Historical setting: 589 C.E. A Pagan village near Tours
The custom of Largin’s tribe is to give gifts even for little things. They show joy by giving. Maybe we all do, but this practice actually marks who these people are. So midwives who arrive on time surely are gifted.
It would complicate our journey were we to be gifted a herd of these sacred white bulls they keep here. I think of Jacob driving his vast herds ahead of him as he returns to his brother. [Genesis 31] So I’m grateful they only offer one fresh cow. One peaceful cow can cross on the ferry with us and will walk nicely behind the donkey cart.
Ana and Colleen want to start back immediately to Annegray. We don’t have to visit far-flung bishops now, so surely a shorter route will be long enough. The women tell me these months into winter would be the best time for Ana to travel.
“How can three months into winter ever be the best for travel?” I ask, still naïve to the ways of women after all these years.
“If we wait for spring,” Colleen confides, “it will be too hard for Ana to travel because the baby will be due. Then if it is born here, where we must stay, we will have to wait for the mother and baby to have strength to travel, and then we might be taking the journey in the summer heat always worrying over the baby. No, Sir, this is the best time to go.”
“I think it could be that the Count will let us stay as guests here for a year or more. I can find some way to make myself useful.”
Ana speaks for Colleen, “Laz, she is not just coming with us for our own need.
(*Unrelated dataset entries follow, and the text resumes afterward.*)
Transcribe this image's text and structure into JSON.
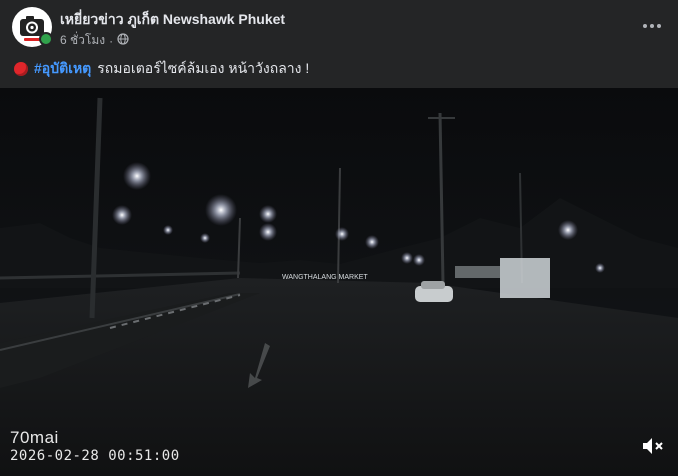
{
  "post": {
    "page_name": "เหยี่ยวข่าว ภูเก็ต Newshawk Phuket",
    "time": "6 ชั่วโมง",
    "separator": "·",
    "audience_icon": "globe-icon",
    "hashtag": "#อุบัติเหตุ",
    "caption_text": "รถมอเตอร์ไซค์ล้มเอง หน้าวังถลาง !",
    "caption_icon": "red-circle-icon"
  },
  "video": {
    "brand": "70mai",
    "timestamp": "2026-02-28  00:51:00",
    "sign_text": "WANGTHALANG MARKET",
    "mute_icon": "speaker-muted-icon"
  },
  "colors": {
    "background": "#242526",
    "text": "#e4e6eb",
    "secondary_text": "#b0b3b8",
    "hashtag": "#4599ff",
    "online": "#31a24c"
  }
}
She has a deep longing to be with people from her own homeland.”
“The Irish of Annegray are monks, Ana. It’s a men’s monastery.”
Ana argues, “Colleen says the monasteries in Ireland are not places for withdrawing, but are communities where monks may have solitary ways, but all around people gather as a village. She has that hope and a longing to be in that kind of place.”
“Maybe all three of us yearn for community. I fear Colleen will be disappointed by the loneliness of our cottage.”
But here we are now, returning home in this season of transitions, leaves on the hardwoods flaming farewells, baring limbs to embrace winds of winter to come.